Service owner as sceptic
We started the project without a full time service owner, but when one joined it made a massive difference. Having a service owner who understands that some policies don’t exist and how policies that do exist can change is the only way around this. Our service owner knew this and cut short our journey into a number of rabbit holes that would ultimately have sabotaged launch had we pursued them.
I now see a good service owner as being like Adam Connover from Adam Ruins Everything. They must be the person who knows the facts and isn’t afraid to introduce them, even when it’s socially inappropriate. A well timed “Actually, the legislation only says…” is priceless.

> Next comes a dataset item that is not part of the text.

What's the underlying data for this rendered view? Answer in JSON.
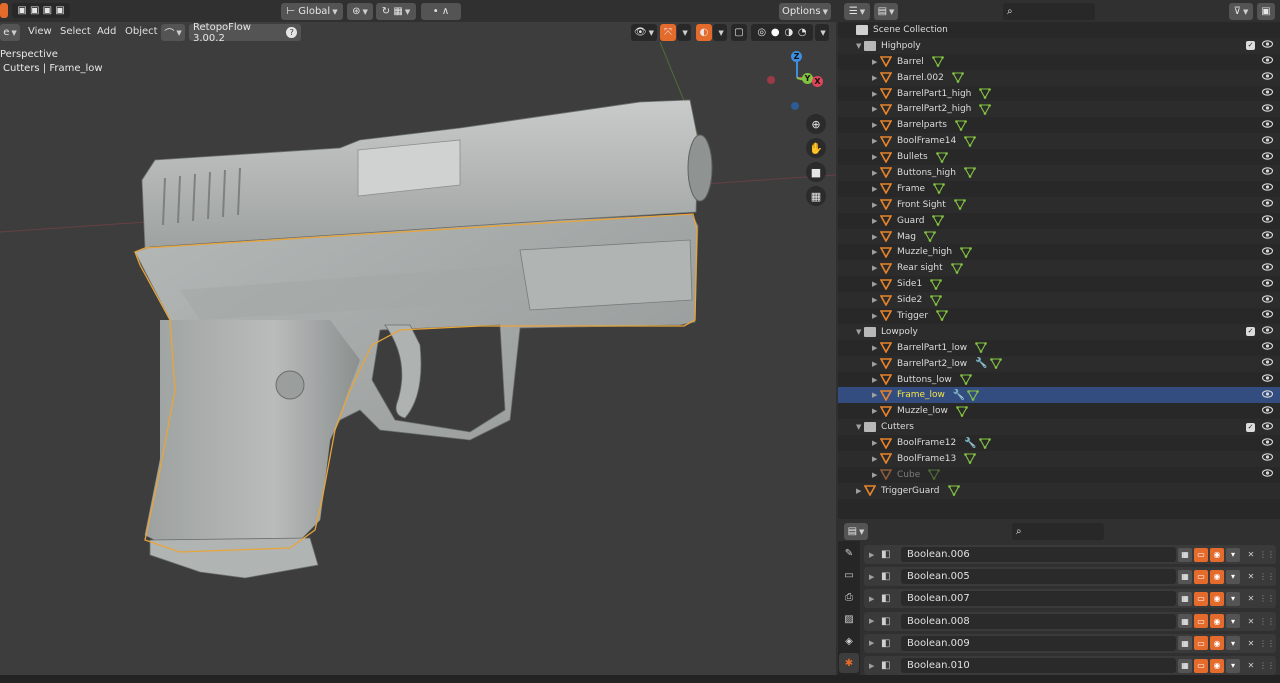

The service owner needs to help you pick your battles. If I could change one thing about the project at MHCLG, it would be to fill the service owner role right from the beginning and frame the whole thing around a realistic timeline of decision making and political challenges.
Keep expectations high
You can build high performing engineering teams in government. Contrary to popular belief, you do not need scores of engineers with glittering CVs and a truck full of venture capital to achieve all of the things that we know work.
My team was a small team of mixed seniority, the type of experience mix that you’ll easily find in every government department. They built a process that could release to production 50 times every day, where the lead time (between committing code and that code being used by an external user) hovered below 15 minutes, where all infrastructure was defined in source code and completely replaced on each release. Stories went from being accepted to being completed in predictable time frames. The team was consistently open about their own abilities and performance, and had each others backs.
I’m extremely proud of how we managed to do that with an unremarkable budget and a team with multiple junior members.
As I entered the orbit of the civil service, I was told multiple times that none of this was possible. Because of more mythical policies about how crucial pull requests are (they aren’t), but even worse because of a perceived skill gap between the public and private sector.
But the highest performing teams don’t work well because they self select for prestige, they work well because they create the conditions where actual people who exist in the real world can safely achieve more.
I’ve got opinions about what high performance looks like (continuous integration, test driven development, intense collaboration, diversity, safety in software changes, psychological safety, outcome driven, empathy, etc.) — but I don’t really want to make this into generalised advice about what high performing means.
I do want people to have the confidence to fight back against excuses for low expectations and aim for something that lets people experiment and get better results. I’m grateful that Made Tech (my employer at the time), gave me the freedom to pursue this without compromise.